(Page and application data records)
_____

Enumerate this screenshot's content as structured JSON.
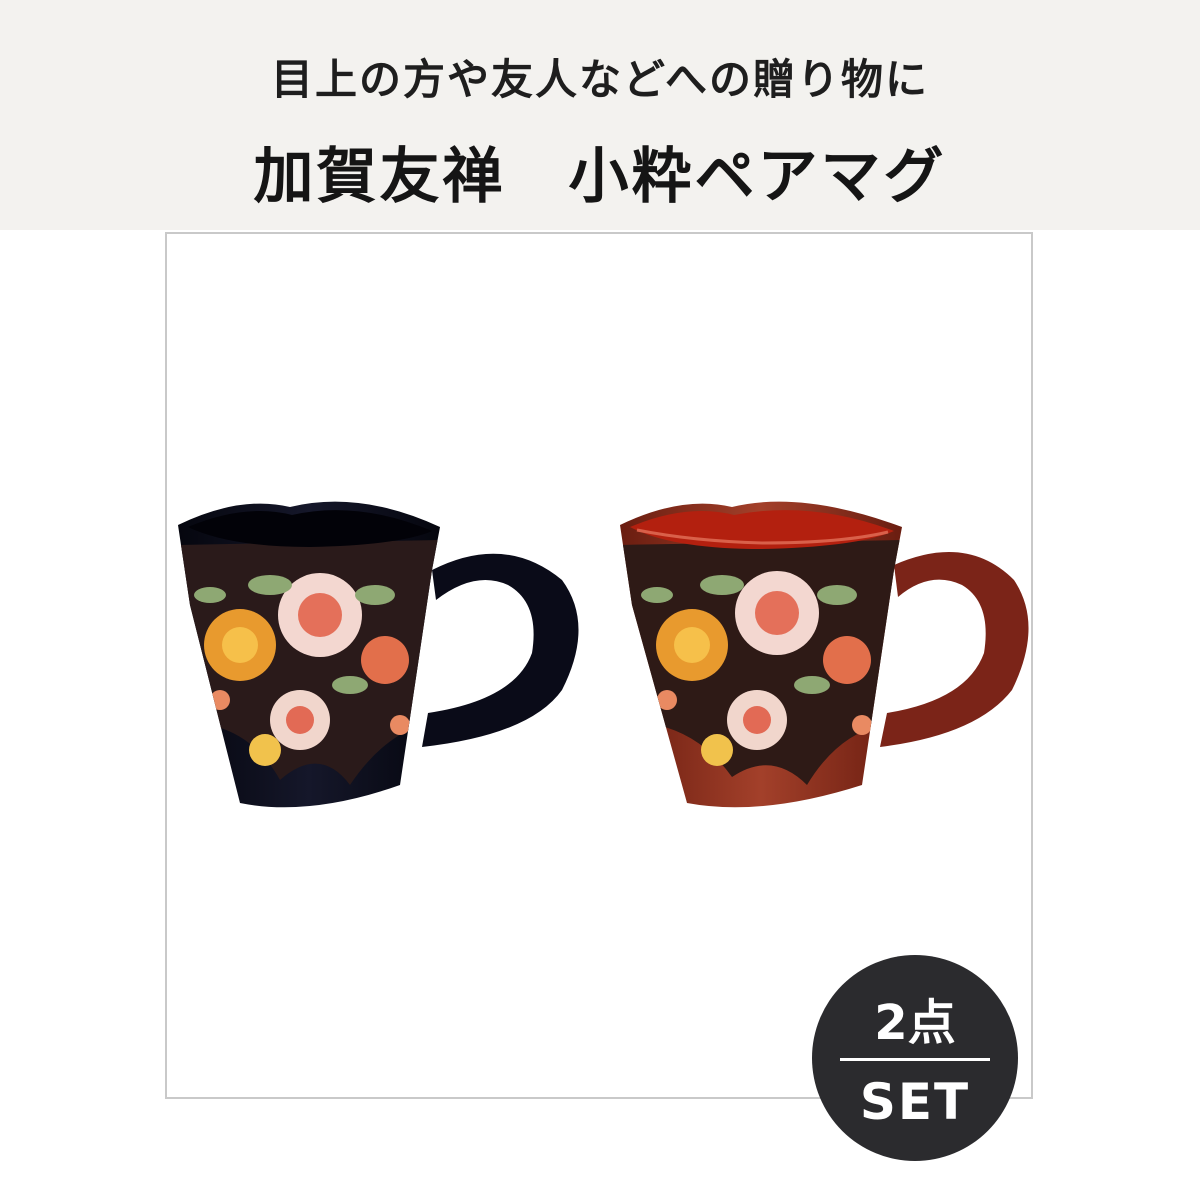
{
  "header": {
    "subtitle": "目上の方や友人などへの贈り物に",
    "title": "加賀友禅　小粋ペアマグ"
  },
  "product": {
    "mugs": [
      {
        "name": "black-mug",
        "body_color": "#0c0d1a"
      },
      {
        "name": "red-mug",
        "body_color": "#8a2a1a"
      }
    ]
  },
  "badge": {
    "top": "2点",
    "bottom": "SET"
  },
  "colors": {
    "header_bg": "#f3f2ef",
    "badge_bg": "#2b2b2e"
  }
}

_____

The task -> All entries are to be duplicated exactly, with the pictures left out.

Answer area ->
Enumerate this screenshot's content as structured JSON.
{
  "header": {
    "subtitle": "目上の方や友人などへの贈り物に",
    "title": "加賀友禅　小粋ペアマグ"
  },
  "product": {
    "mugs": [
      {
        "name": "black-mug",
        "body_color": "#0c0d1a"
      },
      {
        "name": "red-mug",
        "body_color": "#8a2a1a"
      }
    ]
  },
  "badge": {
    "top": "2点",
    "bottom": "SET"
  },
  "colors": {
    "header_bg": "#f3f2ef",
    "badge_bg": "#2b2b2e"
  }
}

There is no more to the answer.